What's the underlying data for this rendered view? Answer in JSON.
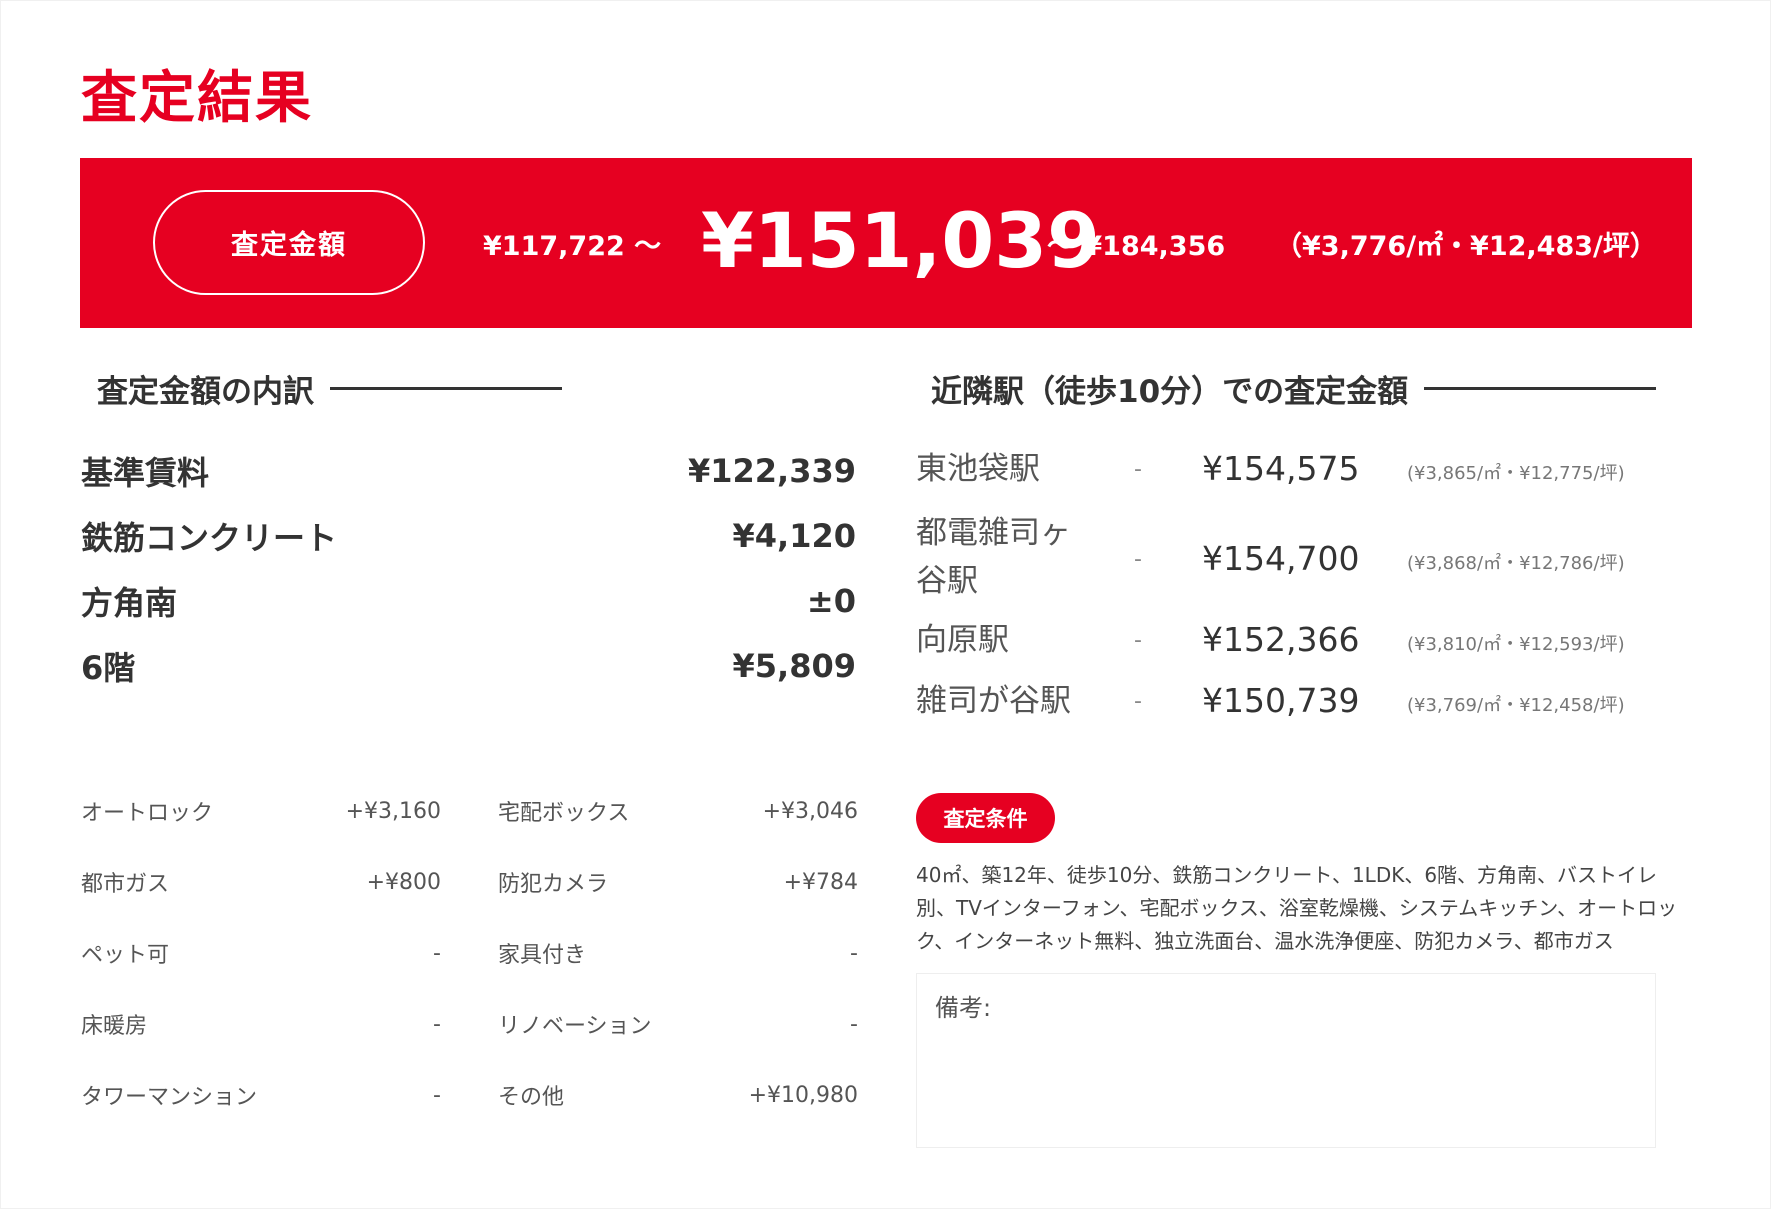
{
  "title": "査定結果",
  "banner": {
    "label": "査定金額",
    "range_low": "¥117,722 ～",
    "price": "¥151,039",
    "range_high": "～ ¥184,356",
    "unit_price": "（¥3,776/㎡・¥12,483/坪）"
  },
  "breakdown": {
    "heading": "査定金額の内訳",
    "rows": [
      {
        "label": "基準賃料",
        "value": "¥122,339"
      },
      {
        "label": "鉄筋コンクリート",
        "value": "¥4,120"
      },
      {
        "label": "方角南",
        "value": "±0"
      },
      {
        "label": "6階",
        "value": "¥5,809"
      }
    ],
    "features": [
      {
        "label": "オートロック",
        "value": "+¥3,160"
      },
      {
        "label": "宅配ボックス",
        "value": "+¥3,046"
      },
      {
        "label": "都市ガス",
        "value": "+¥800"
      },
      {
        "label": "防犯カメラ",
        "value": "+¥784"
      },
      {
        "label": "ペット可",
        "value": "-"
      },
      {
        "label": "家具付き",
        "value": "-"
      },
      {
        "label": "床暖房",
        "value": "-"
      },
      {
        "label": "リノベーション",
        "value": "-"
      },
      {
        "label": "タワーマンション",
        "value": "-"
      },
      {
        "label": "その他",
        "value": "+¥10,980"
      }
    ]
  },
  "stations": {
    "heading": "近隣駅（徒歩10分）での査定金額",
    "rows": [
      {
        "name": "東池袋駅",
        "dash": "-",
        "price": "¥154,575",
        "sub": "(¥3,865/㎡・¥12,775/坪)"
      },
      {
        "name": "都電雑司ヶ谷駅",
        "dash": "-",
        "price": "¥154,700",
        "sub": "(¥3,868/㎡・¥12,786/坪)"
      },
      {
        "name": "向原駅",
        "dash": "-",
        "price": "¥152,366",
        "sub": "(¥3,810/㎡・¥12,593/坪)"
      },
      {
        "name": "雑司が谷駅",
        "dash": "-",
        "price": "¥150,739",
        "sub": "(¥3,769/㎡・¥12,458/坪)"
      }
    ]
  },
  "conditions": {
    "badge": "査定条件",
    "text": "40㎡、築12年、徒歩10分、鉄筋コンクリート、1LDK、6階、方角南、バストイレ別、TVインターフォン、宅配ボックス、浴室乾燥機、システムキッチン、オートロック、インターネット無料、独立洗面台、温水洗浄便座、防犯カメラ、都市ガス"
  },
  "notes": {
    "label": "備考:"
  },
  "colors": {
    "accent": "#e60021"
  }
}
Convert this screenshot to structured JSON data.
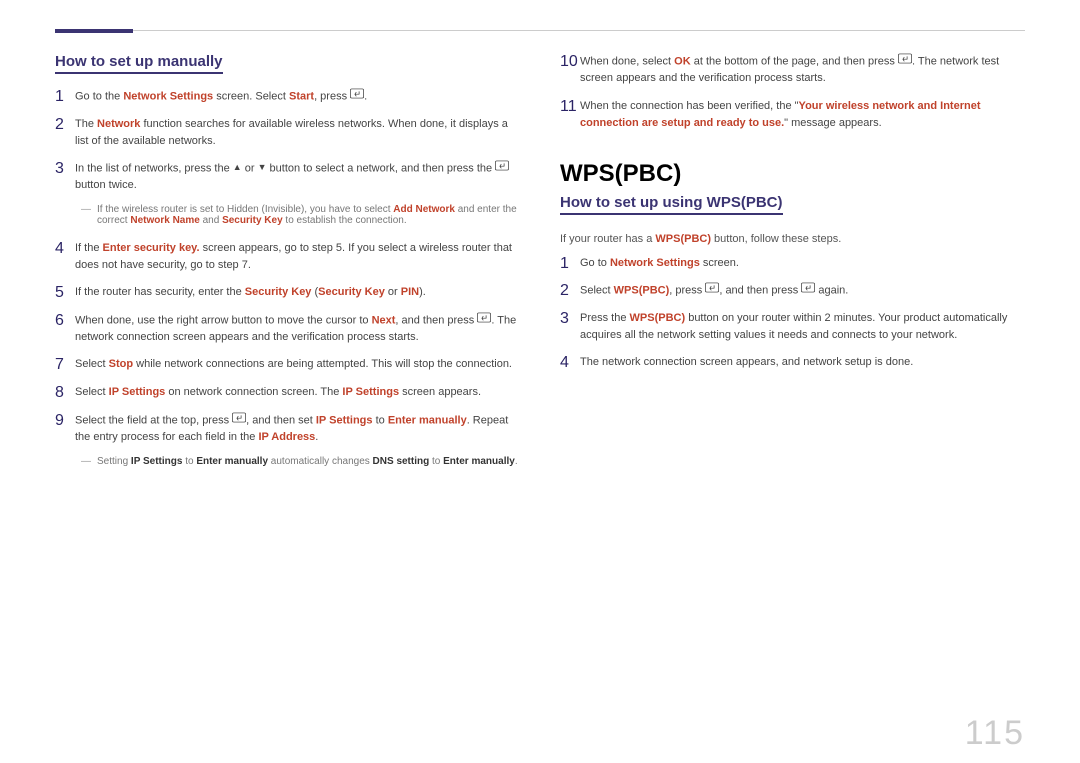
{
  "left": {
    "subhead": "How to set up manually",
    "steps": [
      {
        "n": "1",
        "parts": [
          {
            "t": "Go to the "
          },
          {
            "t": "Network Settings",
            "cls": "r"
          },
          {
            "t": " screen. Select "
          },
          {
            "t": "Start",
            "cls": "r"
          },
          {
            "t": ", press "
          },
          {
            "icon": "enter"
          },
          {
            "t": "."
          }
        ]
      },
      {
        "n": "2",
        "parts": [
          {
            "t": "The "
          },
          {
            "t": "Network",
            "cls": "r"
          },
          {
            "t": " function searches for available wireless networks. When done, it displays a list of the available networks."
          }
        ]
      },
      {
        "n": "3",
        "parts": [
          {
            "t": "In the list of networks, press the "
          },
          {
            "t": "▲",
            "cls": "tri"
          },
          {
            "t": " or "
          },
          {
            "t": "▼",
            "cls": "tri"
          },
          {
            "t": " button to select a network, and then press the "
          },
          {
            "icon": "enter"
          },
          {
            "t": " button twice."
          }
        ],
        "sub": [
          {
            "t": "If the wireless router is set to Hidden (Invisible), you have to select "
          },
          {
            "t": "Add Network",
            "cls": "r"
          },
          {
            "t": " and enter the correct "
          },
          {
            "t": "Network Name",
            "cls": "r"
          },
          {
            "t": " and "
          },
          {
            "t": "Security Key",
            "cls": "r"
          },
          {
            "t": " to establish the connection."
          }
        ]
      },
      {
        "n": "4",
        "parts": [
          {
            "t": "If the "
          },
          {
            "t": "Enter security key.",
            "cls": "r"
          },
          {
            "t": " screen appears, go to step 5. If you select a wireless router that does not have security, go to step 7."
          }
        ]
      },
      {
        "n": "5",
        "parts": [
          {
            "t": "If the router has security, enter the "
          },
          {
            "t": "Security Key",
            "cls": "r"
          },
          {
            "t": " ("
          },
          {
            "t": "Security Key",
            "cls": "r"
          },
          {
            "t": " or "
          },
          {
            "t": "PIN",
            "cls": "r"
          },
          {
            "t": ")."
          }
        ]
      },
      {
        "n": "6",
        "parts": [
          {
            "t": "When done, use the right arrow button to move the cursor to "
          },
          {
            "t": "Next",
            "cls": "r"
          },
          {
            "t": ", and then press "
          },
          {
            "icon": "enter"
          },
          {
            "t": ". The network connection screen appears and the verification process starts."
          }
        ]
      },
      {
        "n": "7",
        "parts": [
          {
            "t": "Select "
          },
          {
            "t": "Stop",
            "cls": "r"
          },
          {
            "t": " while network connections are being attempted. This will stop the connection."
          }
        ]
      },
      {
        "n": "8",
        "parts": [
          {
            "t": "Select "
          },
          {
            "t": "IP Settings",
            "cls": "r"
          },
          {
            "t": " on network connection screen. The "
          },
          {
            "t": "IP Settings",
            "cls": "r"
          },
          {
            "t": " screen appears."
          }
        ]
      },
      {
        "n": "9",
        "parts": [
          {
            "t": "Select the field at the top, press "
          },
          {
            "icon": "enter"
          },
          {
            "t": ", and then set "
          },
          {
            "t": "IP Settings",
            "cls": "r"
          },
          {
            "t": " to "
          },
          {
            "t": "Enter manually",
            "cls": "r"
          },
          {
            "t": ". Repeat the entry process for each field in the "
          },
          {
            "t": "IP Address",
            "cls": "r"
          },
          {
            "t": "."
          }
        ],
        "sub": [
          {
            "t": "Setting "
          },
          {
            "t": "IP Settings",
            "cls": "b"
          },
          {
            "t": " to "
          },
          {
            "t": "Enter manually",
            "cls": "b"
          },
          {
            "t": " automatically changes "
          },
          {
            "t": "DNS setting",
            "cls": "b"
          },
          {
            "t": " to "
          },
          {
            "t": "Enter manually",
            "cls": "b"
          },
          {
            "t": "."
          }
        ]
      }
    ]
  },
  "right": {
    "cont": [
      {
        "n": "10",
        "parts": [
          {
            "t": "When done, select "
          },
          {
            "t": "OK",
            "cls": "r"
          },
          {
            "t": " at the bottom of the page, and then press "
          },
          {
            "icon": "enter"
          },
          {
            "t": ". The network test screen appears and the verification process starts."
          }
        ]
      },
      {
        "n": "11",
        "parts": [
          {
            "t": "When the connection has been verified, the \""
          },
          {
            "t": "Your wireless network and Internet connection are setup and ready to use.",
            "cls": "r"
          },
          {
            "t": "\" message appears."
          }
        ]
      }
    ],
    "section": "WPS(PBC)",
    "subhead": "How to set up using WPS(PBC)",
    "intro_parts": [
      {
        "t": "If your router has a "
      },
      {
        "t": "WPS(PBC)",
        "cls": "r"
      },
      {
        "t": " button, follow these steps."
      }
    ],
    "steps": [
      {
        "n": "1",
        "parts": [
          {
            "t": "Go to "
          },
          {
            "t": "Network Settings",
            "cls": "r"
          },
          {
            "t": " screen."
          }
        ]
      },
      {
        "n": "2",
        "parts": [
          {
            "t": "Select "
          },
          {
            "t": "WPS(PBC)",
            "cls": "r"
          },
          {
            "t": ", press "
          },
          {
            "icon": "enter"
          },
          {
            "t": ", and then press "
          },
          {
            "icon": "enter"
          },
          {
            "t": " again."
          }
        ]
      },
      {
        "n": "3",
        "parts": [
          {
            "t": "Press the "
          },
          {
            "t": "WPS(PBC)",
            "cls": "r"
          },
          {
            "t": " button on your router within 2 minutes. Your product automatically acquires all the network setting values it needs and connects to your network."
          }
        ]
      },
      {
        "n": "4",
        "parts": [
          {
            "t": "The network connection screen appears, and network setup is done."
          }
        ]
      }
    ]
  },
  "pagenum": "115"
}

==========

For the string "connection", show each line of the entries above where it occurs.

            "t": " to establish the connection."
            "t": ". The network connection screen appears and the verification process starts."
            "t": " while network connections are being attempted. This will stop the connection."
            "t": " on network connection screen. The "
            "t": "When the connection has been verified, the \""
            "t": "Your wireless network and Internet connection are setup and ready to use.",
            "t": "The network connection screen appears, and network setup is done."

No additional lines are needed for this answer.